This result begs the question, are obese individuals sedentary because they have high circulating leptin levels? Was Gary Taubes, of Good Calories, Bad Calories fame, right in the lack of a relationship between exercise and obesity, even if he didn't know why? If so, hyper/hypoactivity as it relates to leptin would appear to be a case of positive feedback, where the signal tends to reinforce itself over time. It's only because gathering food requires so little energy investment today (get off couch, walk to pantry, grab chips) that this positive feedback cycle blows up so spectacularly. Historically putting on some fat might discourage activity via leptin, giving the organism a rest period.

Now on another front, anorexia nervosa patients who recover from the condition and regain body weight often regain too much and become overweight. This occurred even when caloric-intake and leptin levels were monitored during the body weight gain period to prevent excessive weight gain (Lob, 2003). So once again we see the dominance of the endocrine system and homeostasis over counting calories.

What might cause this higher than normal set-point of body mass index (BMI)? This question does not seem to have a firm answer quite yet so I'm going to speculate. The hypothalamus is a union of neural and endocrine tissue. Neurons, in particular, are quite plastic in that the amount of stimulus you have to apply to get them to fire changes depending on their exposure history. This is how memory is thought to work, for example. My hypothesis is that the neural component of the hypothalamus habituates to long-term leptin exposure.

There are clearly some threshold levels where leptin indicates an organism is in semi-starvation mode and generates compensatory behaviour (Müller, 2009). I can postulate that there may also be hibernation morphology at the top-end of the leptin spectrum. If the organism stays in semi-starvation mode for long enough, perhaps the sensitivity to leptin in the hypothalamus is reduced by the plasticity of the neural component. In this case, a crash weight-gain diet would not give the hypothalamus's neurons sufficient time to change their sensitivity to leptin, and adapt a new set point.

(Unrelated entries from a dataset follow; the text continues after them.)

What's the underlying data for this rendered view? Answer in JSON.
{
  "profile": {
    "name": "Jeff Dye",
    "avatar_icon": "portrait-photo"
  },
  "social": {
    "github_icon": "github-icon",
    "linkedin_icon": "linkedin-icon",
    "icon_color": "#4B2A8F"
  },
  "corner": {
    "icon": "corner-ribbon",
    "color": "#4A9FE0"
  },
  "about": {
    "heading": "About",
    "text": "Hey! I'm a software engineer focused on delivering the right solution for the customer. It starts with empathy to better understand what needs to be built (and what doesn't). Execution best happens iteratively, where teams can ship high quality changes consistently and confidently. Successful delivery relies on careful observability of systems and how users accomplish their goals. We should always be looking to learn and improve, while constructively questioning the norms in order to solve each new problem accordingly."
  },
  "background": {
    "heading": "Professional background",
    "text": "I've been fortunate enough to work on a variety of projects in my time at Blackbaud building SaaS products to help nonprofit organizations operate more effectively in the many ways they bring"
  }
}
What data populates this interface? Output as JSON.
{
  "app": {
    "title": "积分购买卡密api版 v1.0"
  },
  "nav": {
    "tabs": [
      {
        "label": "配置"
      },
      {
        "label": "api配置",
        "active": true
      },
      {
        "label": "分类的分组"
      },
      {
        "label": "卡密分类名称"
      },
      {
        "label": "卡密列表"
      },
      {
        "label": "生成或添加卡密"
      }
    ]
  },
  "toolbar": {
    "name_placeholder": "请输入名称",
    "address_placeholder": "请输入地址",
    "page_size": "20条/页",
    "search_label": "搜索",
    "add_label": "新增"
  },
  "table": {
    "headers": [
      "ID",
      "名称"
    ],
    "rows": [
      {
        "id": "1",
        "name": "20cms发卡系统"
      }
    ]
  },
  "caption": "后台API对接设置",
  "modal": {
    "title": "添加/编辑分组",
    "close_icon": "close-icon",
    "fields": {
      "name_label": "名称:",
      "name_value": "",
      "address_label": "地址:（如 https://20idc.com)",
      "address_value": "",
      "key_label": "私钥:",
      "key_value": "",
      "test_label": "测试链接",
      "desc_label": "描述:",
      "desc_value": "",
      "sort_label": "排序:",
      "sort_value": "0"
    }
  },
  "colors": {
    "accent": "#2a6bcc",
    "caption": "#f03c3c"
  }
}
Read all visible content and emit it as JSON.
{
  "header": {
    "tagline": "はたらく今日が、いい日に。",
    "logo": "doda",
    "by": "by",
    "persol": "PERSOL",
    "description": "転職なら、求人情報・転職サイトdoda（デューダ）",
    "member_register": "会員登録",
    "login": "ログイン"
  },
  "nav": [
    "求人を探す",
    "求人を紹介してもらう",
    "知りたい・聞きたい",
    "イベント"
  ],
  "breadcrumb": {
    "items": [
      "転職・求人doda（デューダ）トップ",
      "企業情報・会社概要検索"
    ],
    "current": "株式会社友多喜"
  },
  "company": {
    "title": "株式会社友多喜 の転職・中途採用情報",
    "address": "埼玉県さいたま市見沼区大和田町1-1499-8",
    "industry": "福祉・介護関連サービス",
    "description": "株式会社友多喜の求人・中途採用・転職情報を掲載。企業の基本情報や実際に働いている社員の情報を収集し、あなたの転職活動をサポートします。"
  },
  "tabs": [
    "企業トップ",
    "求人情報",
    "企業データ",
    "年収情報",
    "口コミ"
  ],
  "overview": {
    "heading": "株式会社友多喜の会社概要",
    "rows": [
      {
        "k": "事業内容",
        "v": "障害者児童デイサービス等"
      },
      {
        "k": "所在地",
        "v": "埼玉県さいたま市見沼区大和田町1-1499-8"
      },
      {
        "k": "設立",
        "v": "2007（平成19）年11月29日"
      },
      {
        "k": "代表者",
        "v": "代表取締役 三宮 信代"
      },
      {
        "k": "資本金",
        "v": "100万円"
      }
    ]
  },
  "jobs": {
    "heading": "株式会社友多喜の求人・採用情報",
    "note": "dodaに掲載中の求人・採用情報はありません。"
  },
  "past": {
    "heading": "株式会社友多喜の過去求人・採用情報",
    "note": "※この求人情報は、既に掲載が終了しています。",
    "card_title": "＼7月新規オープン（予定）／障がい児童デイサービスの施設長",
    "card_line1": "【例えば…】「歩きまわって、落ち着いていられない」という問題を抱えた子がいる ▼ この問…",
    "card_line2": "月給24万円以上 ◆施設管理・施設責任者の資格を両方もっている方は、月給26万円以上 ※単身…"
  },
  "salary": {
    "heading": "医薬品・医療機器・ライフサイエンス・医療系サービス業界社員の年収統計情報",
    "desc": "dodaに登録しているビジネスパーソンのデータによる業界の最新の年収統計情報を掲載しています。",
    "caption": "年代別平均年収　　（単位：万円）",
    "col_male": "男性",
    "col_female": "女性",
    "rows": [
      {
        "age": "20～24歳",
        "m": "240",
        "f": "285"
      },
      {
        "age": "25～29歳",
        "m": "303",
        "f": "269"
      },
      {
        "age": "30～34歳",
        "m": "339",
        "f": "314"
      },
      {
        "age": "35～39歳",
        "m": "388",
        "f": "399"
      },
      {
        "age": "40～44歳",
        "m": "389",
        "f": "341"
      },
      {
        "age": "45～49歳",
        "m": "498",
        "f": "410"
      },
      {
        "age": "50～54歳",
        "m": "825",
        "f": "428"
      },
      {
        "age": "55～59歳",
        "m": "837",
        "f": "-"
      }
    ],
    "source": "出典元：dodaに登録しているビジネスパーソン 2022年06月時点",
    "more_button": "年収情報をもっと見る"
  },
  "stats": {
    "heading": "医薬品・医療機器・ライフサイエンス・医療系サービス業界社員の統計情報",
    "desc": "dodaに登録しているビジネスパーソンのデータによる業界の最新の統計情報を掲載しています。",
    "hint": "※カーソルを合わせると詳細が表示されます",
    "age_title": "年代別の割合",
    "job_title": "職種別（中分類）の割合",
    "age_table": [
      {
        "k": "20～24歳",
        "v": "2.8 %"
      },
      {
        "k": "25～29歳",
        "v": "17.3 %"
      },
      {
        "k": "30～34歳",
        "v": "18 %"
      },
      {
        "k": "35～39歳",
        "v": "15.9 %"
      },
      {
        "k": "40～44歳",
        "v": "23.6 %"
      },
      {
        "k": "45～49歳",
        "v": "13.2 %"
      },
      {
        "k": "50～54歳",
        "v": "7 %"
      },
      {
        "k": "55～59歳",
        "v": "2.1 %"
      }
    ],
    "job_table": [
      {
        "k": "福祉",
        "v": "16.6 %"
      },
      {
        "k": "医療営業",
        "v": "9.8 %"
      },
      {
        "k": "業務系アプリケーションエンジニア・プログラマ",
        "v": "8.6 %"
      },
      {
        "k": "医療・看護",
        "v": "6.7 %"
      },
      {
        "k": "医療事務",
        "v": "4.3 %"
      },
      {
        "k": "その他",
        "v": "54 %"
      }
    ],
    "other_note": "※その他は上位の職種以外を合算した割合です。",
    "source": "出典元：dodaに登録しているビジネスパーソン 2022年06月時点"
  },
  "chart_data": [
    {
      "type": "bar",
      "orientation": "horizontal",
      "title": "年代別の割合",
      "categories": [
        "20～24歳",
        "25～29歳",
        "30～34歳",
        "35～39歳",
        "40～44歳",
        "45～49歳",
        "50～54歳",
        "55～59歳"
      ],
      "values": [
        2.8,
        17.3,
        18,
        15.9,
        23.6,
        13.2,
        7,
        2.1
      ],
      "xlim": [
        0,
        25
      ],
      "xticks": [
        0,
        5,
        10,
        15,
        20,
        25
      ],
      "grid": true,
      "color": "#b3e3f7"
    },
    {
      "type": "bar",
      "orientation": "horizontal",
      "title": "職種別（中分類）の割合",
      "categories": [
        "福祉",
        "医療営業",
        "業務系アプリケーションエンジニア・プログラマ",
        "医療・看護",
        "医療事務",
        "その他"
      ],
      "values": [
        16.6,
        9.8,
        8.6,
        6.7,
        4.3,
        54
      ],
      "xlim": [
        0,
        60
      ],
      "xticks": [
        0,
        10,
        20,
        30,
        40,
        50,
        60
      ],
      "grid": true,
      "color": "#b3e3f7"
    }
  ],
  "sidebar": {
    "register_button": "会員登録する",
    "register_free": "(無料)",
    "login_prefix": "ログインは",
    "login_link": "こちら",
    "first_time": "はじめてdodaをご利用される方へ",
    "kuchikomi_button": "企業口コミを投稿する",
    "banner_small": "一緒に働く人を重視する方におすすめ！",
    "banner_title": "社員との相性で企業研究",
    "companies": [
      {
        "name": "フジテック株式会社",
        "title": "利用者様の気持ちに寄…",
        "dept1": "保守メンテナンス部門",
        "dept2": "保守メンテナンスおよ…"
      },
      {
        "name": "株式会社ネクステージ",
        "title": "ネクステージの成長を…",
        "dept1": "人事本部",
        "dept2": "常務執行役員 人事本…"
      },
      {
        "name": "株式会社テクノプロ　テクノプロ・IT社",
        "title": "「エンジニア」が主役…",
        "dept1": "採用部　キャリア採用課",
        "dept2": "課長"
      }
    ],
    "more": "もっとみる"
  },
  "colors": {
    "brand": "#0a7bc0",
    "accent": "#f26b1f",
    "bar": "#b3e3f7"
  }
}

Maybe this is the reason why fast weight-loss programs typically fail miserably. The leptin set points for semi-starvation modes are at at abnormal levels, and pushing leptin through them induces behaviour that likely results in a rebound. The solution then is to be patient and go slow with weight loss or gain. If my hypothesis is correct, losing weight too fast may actually permanently distort leptin regulation.